Start of Block

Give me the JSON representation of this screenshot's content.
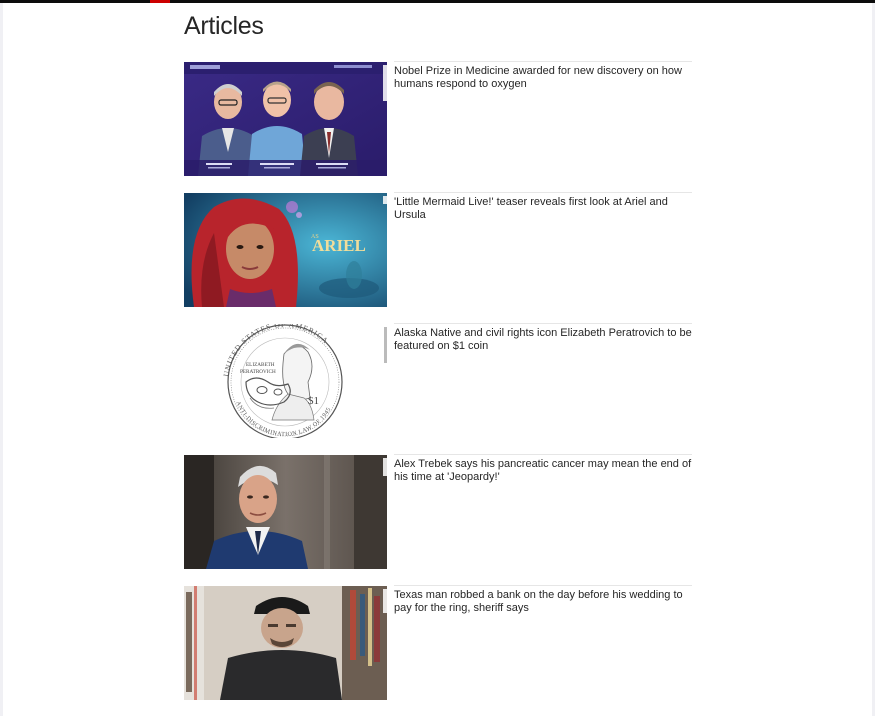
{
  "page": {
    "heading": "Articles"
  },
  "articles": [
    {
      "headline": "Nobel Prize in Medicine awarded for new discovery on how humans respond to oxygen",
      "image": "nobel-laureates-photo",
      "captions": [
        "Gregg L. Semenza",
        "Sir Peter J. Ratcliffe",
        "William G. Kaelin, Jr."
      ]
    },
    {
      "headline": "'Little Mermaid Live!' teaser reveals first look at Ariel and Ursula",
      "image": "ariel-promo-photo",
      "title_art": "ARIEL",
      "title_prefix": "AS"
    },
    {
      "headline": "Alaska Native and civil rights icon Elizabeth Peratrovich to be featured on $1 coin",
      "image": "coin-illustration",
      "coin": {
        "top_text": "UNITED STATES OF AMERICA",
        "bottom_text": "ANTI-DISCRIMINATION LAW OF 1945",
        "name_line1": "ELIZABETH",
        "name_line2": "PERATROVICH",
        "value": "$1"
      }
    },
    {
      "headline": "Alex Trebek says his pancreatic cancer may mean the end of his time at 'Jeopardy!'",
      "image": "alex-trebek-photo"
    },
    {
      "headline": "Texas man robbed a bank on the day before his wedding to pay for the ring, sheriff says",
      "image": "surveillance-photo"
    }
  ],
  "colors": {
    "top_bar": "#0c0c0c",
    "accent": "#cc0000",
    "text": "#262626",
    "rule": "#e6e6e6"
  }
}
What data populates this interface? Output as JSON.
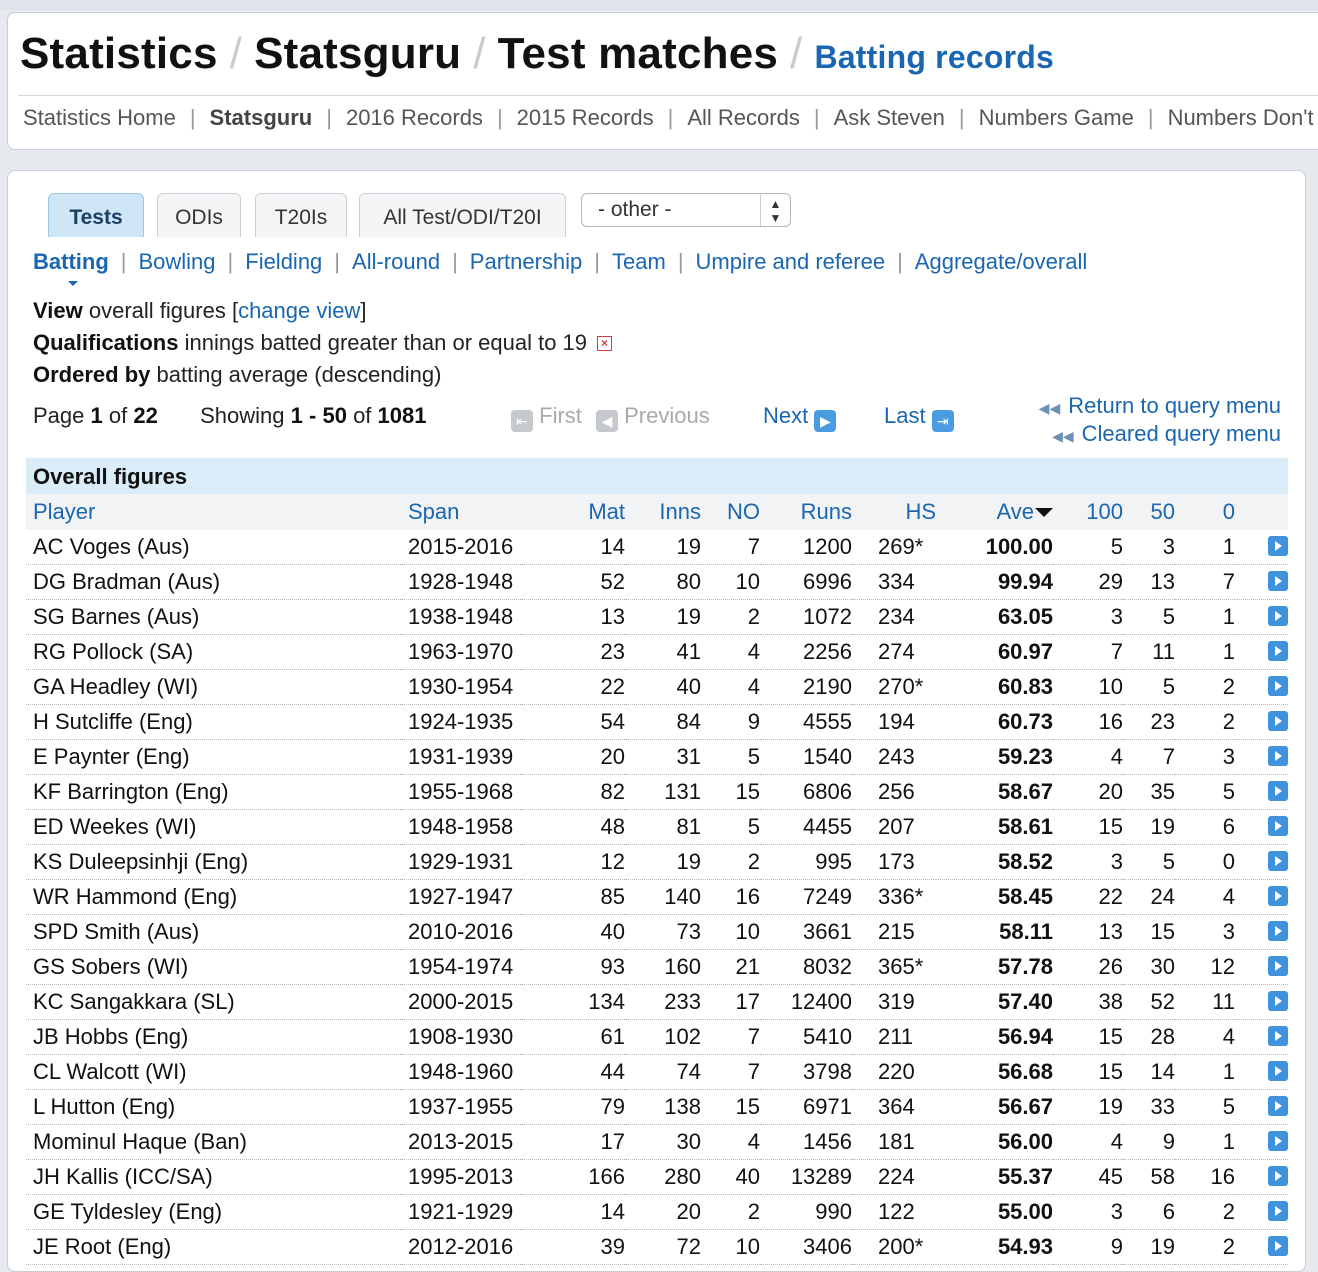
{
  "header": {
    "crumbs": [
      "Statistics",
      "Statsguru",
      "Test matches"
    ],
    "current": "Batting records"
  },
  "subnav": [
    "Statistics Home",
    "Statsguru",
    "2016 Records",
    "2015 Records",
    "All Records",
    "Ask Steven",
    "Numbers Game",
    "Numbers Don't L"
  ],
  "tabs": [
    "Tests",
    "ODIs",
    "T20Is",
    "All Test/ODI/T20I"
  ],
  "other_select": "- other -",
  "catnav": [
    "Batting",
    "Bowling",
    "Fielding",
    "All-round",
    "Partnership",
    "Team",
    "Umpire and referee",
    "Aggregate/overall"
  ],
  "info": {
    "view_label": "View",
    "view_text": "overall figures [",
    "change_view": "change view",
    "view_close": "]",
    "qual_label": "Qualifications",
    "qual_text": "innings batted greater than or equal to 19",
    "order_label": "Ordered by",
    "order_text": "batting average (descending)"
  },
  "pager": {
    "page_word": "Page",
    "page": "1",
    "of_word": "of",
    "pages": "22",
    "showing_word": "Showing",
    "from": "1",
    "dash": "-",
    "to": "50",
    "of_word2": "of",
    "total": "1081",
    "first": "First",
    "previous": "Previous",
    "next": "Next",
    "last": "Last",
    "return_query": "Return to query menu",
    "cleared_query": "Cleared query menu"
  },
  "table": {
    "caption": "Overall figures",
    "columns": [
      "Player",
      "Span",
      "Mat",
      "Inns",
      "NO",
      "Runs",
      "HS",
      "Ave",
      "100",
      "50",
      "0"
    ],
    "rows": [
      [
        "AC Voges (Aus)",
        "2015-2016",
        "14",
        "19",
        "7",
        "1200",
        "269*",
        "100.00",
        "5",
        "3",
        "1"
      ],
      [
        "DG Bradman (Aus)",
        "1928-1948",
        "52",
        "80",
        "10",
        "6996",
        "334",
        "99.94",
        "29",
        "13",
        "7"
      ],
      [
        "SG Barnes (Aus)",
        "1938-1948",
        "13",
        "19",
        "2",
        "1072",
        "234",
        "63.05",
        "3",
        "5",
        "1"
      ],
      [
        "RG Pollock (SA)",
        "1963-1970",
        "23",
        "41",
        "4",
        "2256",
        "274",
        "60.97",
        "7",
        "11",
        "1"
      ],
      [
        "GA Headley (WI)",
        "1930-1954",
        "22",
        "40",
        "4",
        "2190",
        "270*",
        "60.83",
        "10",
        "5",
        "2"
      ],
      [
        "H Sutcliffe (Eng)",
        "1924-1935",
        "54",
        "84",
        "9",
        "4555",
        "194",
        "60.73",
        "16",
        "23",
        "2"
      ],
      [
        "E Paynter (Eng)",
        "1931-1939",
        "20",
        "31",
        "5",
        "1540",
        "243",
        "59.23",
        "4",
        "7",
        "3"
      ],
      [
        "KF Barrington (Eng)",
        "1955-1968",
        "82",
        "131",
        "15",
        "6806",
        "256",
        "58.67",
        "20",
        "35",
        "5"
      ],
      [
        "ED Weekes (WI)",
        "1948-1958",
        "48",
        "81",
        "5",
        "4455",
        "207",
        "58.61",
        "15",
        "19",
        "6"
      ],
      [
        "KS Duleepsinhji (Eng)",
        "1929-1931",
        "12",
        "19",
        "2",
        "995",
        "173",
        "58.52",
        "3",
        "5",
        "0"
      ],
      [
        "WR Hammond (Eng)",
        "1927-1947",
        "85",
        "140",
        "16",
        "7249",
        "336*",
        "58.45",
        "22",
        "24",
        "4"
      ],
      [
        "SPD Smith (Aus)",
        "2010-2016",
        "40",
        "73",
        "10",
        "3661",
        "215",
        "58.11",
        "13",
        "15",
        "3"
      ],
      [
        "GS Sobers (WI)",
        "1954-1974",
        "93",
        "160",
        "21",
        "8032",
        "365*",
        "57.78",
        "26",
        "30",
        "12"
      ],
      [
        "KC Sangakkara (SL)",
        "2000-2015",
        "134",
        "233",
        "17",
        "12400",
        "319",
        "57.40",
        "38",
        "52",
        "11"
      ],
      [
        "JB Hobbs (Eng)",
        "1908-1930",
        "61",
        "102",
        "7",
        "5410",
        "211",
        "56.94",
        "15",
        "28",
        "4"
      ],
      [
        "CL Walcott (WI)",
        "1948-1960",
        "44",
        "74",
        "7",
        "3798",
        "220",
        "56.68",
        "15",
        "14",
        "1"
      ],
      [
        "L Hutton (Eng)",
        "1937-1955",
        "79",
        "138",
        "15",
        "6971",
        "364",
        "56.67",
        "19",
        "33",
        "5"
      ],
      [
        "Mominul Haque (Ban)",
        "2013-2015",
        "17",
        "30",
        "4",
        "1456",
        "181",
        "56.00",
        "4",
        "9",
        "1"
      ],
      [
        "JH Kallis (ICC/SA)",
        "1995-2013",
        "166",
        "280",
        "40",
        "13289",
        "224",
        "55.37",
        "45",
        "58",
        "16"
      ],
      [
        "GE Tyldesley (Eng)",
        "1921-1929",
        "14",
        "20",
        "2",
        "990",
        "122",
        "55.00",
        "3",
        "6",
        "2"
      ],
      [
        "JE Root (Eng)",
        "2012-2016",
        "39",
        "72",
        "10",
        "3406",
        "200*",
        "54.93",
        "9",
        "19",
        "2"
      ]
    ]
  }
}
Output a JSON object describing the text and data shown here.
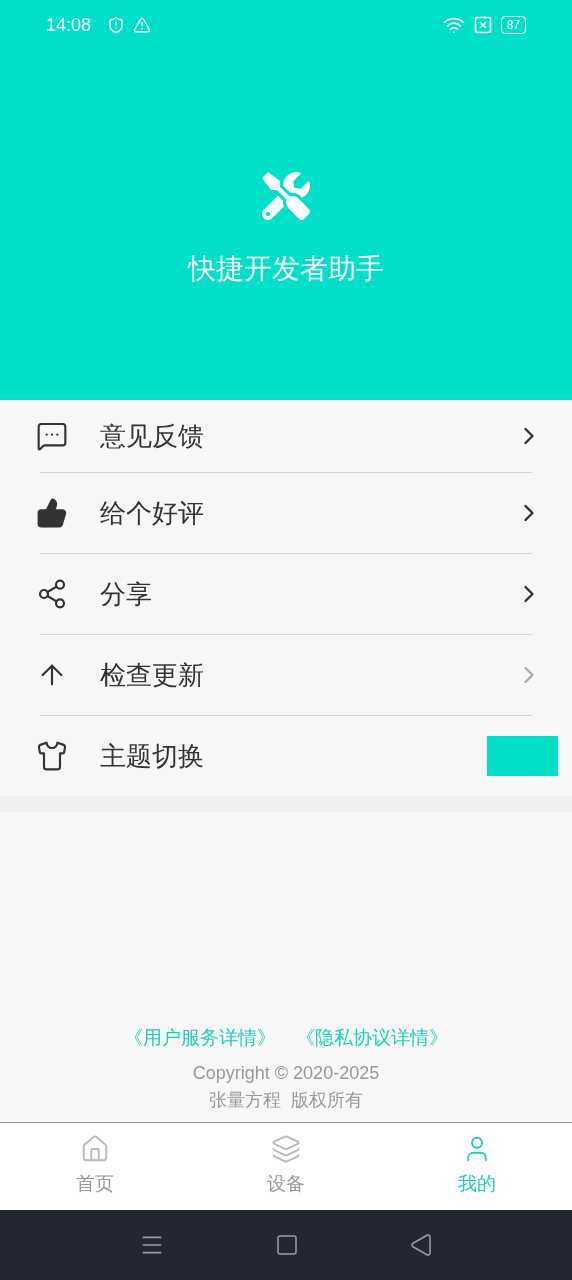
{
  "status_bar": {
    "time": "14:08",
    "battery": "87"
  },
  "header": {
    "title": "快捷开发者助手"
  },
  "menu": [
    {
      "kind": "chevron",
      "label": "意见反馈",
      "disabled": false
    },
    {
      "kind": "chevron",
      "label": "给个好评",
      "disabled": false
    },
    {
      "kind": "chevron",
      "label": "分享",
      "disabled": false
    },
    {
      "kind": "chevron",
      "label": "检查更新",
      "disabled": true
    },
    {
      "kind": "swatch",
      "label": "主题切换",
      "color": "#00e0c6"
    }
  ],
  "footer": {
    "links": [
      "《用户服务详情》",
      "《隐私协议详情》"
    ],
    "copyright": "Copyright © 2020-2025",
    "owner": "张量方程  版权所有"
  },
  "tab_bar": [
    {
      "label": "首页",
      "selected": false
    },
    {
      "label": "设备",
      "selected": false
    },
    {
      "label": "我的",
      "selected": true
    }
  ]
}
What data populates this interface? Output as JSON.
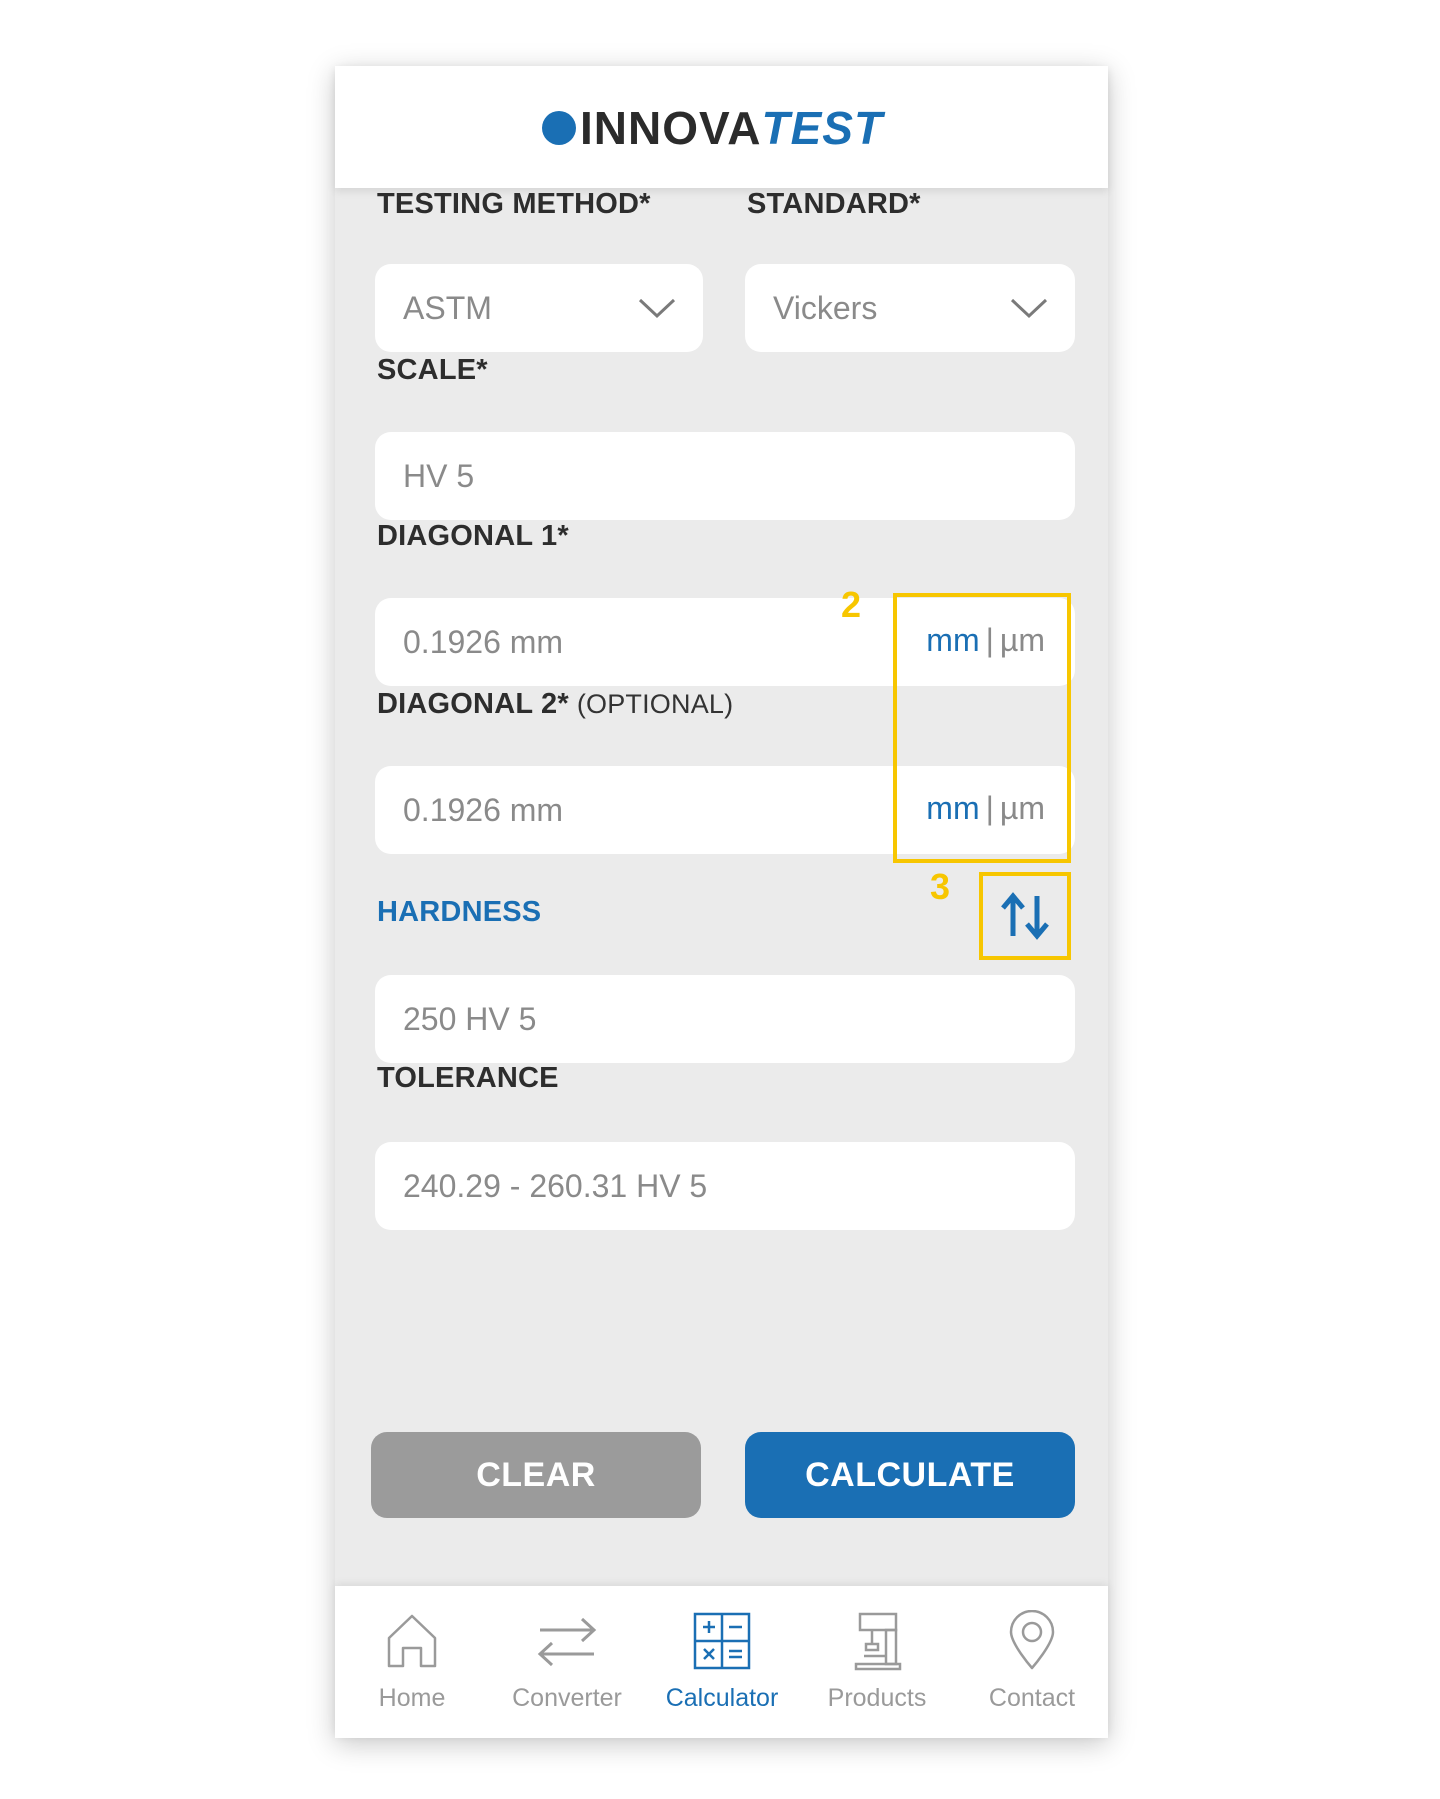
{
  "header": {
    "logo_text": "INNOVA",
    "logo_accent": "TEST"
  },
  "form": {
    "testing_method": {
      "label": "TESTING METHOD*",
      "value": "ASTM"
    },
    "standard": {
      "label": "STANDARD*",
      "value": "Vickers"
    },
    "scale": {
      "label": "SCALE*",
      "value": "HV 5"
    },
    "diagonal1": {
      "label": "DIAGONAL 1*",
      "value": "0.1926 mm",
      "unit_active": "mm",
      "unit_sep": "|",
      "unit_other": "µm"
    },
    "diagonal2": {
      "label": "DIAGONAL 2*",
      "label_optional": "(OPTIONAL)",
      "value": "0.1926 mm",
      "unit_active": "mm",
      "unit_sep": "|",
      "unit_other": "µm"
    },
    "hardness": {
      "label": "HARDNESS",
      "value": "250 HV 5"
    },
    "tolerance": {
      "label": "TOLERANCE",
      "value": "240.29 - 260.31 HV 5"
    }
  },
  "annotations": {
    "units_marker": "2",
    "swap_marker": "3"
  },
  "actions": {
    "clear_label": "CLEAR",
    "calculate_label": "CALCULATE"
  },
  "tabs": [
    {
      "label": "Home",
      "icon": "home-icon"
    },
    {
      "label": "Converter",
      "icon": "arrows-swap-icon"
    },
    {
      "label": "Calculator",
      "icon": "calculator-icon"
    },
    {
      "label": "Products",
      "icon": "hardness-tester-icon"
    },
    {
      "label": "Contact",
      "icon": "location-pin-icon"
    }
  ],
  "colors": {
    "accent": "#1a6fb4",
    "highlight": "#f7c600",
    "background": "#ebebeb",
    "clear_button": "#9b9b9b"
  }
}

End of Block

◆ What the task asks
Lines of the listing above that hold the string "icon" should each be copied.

◆ Solution to this exercise
      "headline": "Alaska Native and civil rights icon Elizabeth Peratrovich to be featured on $1 coin",
      "icon": "home-icon"
      "icon": "arrows-swap-icon"
      "icon": "calculator-icon"
      "icon": "hardness-tester-icon"
      "icon": "location-pin-icon"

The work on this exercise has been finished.